*WHAT IS REQUIRED*
Copy every record word for word. The images stay behind.

*RECORDS FOR THE EXERCISE*
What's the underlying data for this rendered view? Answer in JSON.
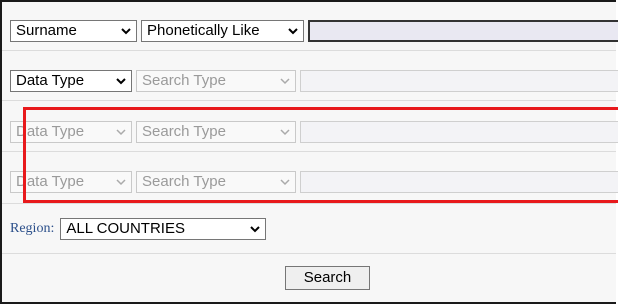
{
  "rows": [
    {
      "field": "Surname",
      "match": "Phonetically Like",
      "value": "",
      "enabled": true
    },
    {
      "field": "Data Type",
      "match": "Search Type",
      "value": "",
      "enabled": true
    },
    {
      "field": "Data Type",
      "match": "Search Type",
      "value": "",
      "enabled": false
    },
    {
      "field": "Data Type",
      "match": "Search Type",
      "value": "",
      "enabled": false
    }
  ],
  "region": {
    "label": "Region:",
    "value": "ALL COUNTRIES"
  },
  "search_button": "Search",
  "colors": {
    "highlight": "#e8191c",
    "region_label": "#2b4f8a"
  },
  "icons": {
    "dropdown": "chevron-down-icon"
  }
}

*OUTPUT*
What's the underlying data for this rendered view? Answer in JSON.
{
  "rows": [
    {
      "field": "Surname",
      "match": "Phonetically Like",
      "value": "",
      "enabled": true
    },
    {
      "field": "Data Type",
      "match": "Search Type",
      "value": "",
      "enabled": true
    },
    {
      "field": "Data Type",
      "match": "Search Type",
      "value": "",
      "enabled": false
    },
    {
      "field": "Data Type",
      "match": "Search Type",
      "value": "",
      "enabled": false
    }
  ],
  "region": {
    "label": "Region:",
    "value": "ALL COUNTRIES"
  },
  "search_button": "Search",
  "colors": {
    "highlight": "#e8191c",
    "region_label": "#2b4f8a"
  },
  "icons": {
    "dropdown": "chevron-down-icon"
  }
}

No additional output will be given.